Just as he's happy driving back and forth to a Midwest road trip, in part to avoid flying (he's claustrophobic) and because it allows him to visit old friends along the way, check out potential prospects or even stop at racetracks, one of his favorite pastimes. Those who have been in the same car agree there's nothing quite like it.

"Everything is fair game in conversation," Hagan said. "It could be history, politics. There's not a road he hasn't been on. He was GPS before there was GPS. He knows the best places for wings, even if you're in the middle of nowhere. Certain things are non-negotiable: where you're going to eat, where he's going to be able to get a workout, what games can be tuned in on the radio. Before Sirius(XM), he'd be doing up and down the dial to find them."

Then there's this side:

"One Sunday I was going to do the Mass at the prison in Chester. Harry calls and asks if I'm still going. Very matter of factly. Wants to know if I can pick him up so he can go with me. I'm like, 'This is great.' We get down there and he goes, 'OK, drop me off, I'm going to Harrah's (casino) to bet the horses. Pick me up after lunch.' "

Michael Gaynor is Villanova's director of admissions. He's been at the university almost as long as Perretta. His son Nick, who has cerebral palsy, is a manager for Harry's team. He and his father have made those drives. On New Year's Eve, they got home around 1 in the morning from Cincinnati, where Villanova had lost in overtime to Xavier. But only after they'd dropped off associate athletic director for communications Dean Kenefick in his hometown of Washington, Pa., to celebrate the holiday with his family - and literally almost threw him out the door with his luggage so they wouldn't lose too much time.

"We've visited with (Tennessee legend) Pat Summitt at her home," Gaynor recalled. "One time in southern Virginia we picked up Jimmy Murray's 'Remember When' show on the (WPHT, 1210-AM) radio and called in, as he's a dear friend of ours. It was a blast. Nick rides shotgun. I sit in the back and catch up on email, pass Harry 'The Towel' as he eats and pass him his Swiss Farms diet iced-tea cooler. And off we go. We (rang) in 2016 while passing the Reading exit on the turnpike.

"Truth be told, it mostly involves him on the phone and strategic stops surrounding food. Last season we drove all the way from Chicago at 6 a.m. straight to Lancaster to watch recruits in a PIAA playoff doubleheader. As a former track guy, I like basketball, but not that much. But perhaps his biggest victory is the experiences he's provided for Nick. The rest pales in comparison."

But the rest is, well, up there. Only two other active women's coaches have 700 wins at one place. One, Connecticut legend Geno Auriemma, is the only other Big East coach with 300.
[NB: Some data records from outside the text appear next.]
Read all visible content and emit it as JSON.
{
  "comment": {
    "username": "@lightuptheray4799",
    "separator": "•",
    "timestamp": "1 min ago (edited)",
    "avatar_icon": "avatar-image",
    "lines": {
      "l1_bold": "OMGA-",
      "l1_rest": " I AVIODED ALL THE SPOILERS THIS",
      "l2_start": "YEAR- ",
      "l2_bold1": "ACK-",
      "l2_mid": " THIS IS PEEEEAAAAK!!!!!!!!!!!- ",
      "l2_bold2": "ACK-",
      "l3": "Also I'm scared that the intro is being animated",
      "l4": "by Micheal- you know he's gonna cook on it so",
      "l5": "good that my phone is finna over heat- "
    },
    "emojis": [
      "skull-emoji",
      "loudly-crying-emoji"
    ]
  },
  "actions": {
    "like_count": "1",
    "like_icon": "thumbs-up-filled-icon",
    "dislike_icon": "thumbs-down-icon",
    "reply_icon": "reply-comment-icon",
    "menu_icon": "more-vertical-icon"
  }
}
"People don't understand," Perretta said, when asked about all the driving. "The world's passing you by way too fast. I get to do stuff I could never do by flying. If you're considered different, I don't know what that is. Think of all the fun I've had. People don't believe me. They think I'm making it up.

"I drive to Florida like people drive to the shore. I'll stop in a town where nobody knows who I am, park downtown and go on a 50-minute run. (Former La Salle coach) Johnny Miller and I went recruiting once, and everyone else was hungry. I didn't want to eat, so they stopped at a diner and I just went running down the road. When they were done, they picked me up on the way. Things like that. We don't tell anybody, but it did happen."

As you'd suspect, he already has his retirement mapped out.

"To me, being by myself watching TV is like the most exciting part of my day," said Perretta, who is married and has two teenage sons who play basketball at Bonner. "And I like being around people. But I like being able to get away from it.

"I'll get up around 9 o'clock, work out till 10:30, take a shower, eat lunch around 11, take a little nap till about 12:30, start handicapping, bet horses all afternoon, go for a walk between 5:30 and 6:30, get back to watch the world news at 6:30, then at 7 start watching television shows. Monday and Tuesday do chores around the house. There's not a lot of good racing those days. That's all I need.

"Jim Murray once said he never met a guy (like me) that wanted to go backwards in life."

Yo, it's his story. Odds are he's sticking to it.